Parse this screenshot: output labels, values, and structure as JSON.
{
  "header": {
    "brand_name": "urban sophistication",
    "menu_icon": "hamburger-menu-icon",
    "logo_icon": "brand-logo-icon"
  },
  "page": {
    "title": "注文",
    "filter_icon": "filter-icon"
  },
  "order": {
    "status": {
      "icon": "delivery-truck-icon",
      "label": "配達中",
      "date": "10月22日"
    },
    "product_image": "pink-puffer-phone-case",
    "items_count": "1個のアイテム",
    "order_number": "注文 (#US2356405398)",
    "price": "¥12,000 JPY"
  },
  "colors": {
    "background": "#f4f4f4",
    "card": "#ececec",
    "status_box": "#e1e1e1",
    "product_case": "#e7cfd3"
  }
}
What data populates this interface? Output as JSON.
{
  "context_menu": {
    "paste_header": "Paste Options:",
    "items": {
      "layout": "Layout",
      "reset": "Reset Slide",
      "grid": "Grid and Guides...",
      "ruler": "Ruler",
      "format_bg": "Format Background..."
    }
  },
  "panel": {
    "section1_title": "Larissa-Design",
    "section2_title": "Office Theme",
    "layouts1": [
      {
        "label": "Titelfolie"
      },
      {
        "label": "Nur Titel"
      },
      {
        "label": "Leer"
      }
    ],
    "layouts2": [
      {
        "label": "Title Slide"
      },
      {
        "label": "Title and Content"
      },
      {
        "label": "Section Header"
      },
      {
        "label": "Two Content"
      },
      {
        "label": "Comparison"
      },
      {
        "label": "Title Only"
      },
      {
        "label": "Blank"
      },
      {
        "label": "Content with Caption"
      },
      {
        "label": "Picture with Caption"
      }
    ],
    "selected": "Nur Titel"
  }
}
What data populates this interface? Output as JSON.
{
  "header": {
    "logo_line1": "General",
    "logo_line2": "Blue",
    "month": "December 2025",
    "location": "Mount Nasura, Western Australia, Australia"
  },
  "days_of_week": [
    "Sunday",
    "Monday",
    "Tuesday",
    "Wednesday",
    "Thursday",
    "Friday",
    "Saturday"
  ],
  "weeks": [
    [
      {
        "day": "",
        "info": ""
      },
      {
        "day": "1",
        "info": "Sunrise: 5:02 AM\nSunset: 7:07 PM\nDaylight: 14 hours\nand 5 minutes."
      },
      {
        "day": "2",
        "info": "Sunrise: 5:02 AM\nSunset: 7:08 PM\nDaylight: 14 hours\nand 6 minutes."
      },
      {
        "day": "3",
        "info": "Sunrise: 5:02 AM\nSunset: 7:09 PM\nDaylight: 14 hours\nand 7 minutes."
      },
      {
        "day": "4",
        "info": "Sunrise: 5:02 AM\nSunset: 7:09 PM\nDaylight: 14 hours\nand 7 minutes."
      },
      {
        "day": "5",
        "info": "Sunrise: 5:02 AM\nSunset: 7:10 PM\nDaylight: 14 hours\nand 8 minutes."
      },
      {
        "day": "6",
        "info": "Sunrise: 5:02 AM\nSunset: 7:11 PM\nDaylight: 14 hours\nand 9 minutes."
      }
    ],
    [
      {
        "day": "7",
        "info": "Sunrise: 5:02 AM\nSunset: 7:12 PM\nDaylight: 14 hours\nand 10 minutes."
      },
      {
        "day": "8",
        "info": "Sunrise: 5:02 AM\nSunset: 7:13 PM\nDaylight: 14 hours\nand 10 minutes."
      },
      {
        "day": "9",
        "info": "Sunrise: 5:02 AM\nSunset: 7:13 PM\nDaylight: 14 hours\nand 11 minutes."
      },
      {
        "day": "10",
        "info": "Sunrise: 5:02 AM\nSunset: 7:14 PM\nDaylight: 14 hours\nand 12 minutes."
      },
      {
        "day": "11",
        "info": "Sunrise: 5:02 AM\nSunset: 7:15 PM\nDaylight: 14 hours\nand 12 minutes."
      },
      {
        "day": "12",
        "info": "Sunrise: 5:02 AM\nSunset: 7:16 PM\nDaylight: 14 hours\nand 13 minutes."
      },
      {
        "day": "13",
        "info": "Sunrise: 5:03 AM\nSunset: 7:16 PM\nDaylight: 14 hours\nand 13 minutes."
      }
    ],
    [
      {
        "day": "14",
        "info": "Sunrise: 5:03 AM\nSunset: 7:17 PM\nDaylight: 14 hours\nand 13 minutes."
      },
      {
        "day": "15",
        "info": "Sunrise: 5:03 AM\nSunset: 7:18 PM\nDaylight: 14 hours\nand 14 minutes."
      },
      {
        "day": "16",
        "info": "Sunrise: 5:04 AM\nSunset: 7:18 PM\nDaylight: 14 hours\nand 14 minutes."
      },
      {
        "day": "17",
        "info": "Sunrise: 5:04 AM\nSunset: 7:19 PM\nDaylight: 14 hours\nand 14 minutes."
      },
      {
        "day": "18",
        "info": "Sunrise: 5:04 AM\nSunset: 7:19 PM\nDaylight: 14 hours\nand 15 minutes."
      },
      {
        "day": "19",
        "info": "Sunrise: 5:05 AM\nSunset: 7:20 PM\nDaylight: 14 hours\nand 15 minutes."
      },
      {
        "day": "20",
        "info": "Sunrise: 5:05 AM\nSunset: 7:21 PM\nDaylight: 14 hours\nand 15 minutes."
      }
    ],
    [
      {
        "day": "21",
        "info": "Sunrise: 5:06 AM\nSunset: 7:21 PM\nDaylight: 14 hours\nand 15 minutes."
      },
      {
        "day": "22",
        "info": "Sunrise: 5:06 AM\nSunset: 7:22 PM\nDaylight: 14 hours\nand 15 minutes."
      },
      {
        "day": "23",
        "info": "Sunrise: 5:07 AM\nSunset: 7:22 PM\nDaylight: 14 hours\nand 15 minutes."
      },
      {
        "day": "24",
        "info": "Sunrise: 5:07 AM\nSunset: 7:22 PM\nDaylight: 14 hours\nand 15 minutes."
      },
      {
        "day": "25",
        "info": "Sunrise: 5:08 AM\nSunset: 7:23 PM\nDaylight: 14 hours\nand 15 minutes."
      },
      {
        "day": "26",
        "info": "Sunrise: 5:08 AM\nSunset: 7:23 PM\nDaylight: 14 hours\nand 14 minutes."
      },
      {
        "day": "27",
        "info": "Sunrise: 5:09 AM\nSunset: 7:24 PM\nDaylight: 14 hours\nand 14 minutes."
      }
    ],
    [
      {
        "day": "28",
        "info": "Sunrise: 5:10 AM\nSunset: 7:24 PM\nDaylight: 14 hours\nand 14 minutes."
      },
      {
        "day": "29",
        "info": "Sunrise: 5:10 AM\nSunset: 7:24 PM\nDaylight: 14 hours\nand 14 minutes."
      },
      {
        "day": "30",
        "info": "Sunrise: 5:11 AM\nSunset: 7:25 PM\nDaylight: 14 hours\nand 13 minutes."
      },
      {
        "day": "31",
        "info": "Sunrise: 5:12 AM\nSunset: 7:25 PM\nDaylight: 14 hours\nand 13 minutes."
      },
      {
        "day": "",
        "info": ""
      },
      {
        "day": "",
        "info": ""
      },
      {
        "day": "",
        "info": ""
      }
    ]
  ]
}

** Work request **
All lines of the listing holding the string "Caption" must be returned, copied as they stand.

** Written response **
        "label": "Content with Caption"
        "label": "Picture with Caption"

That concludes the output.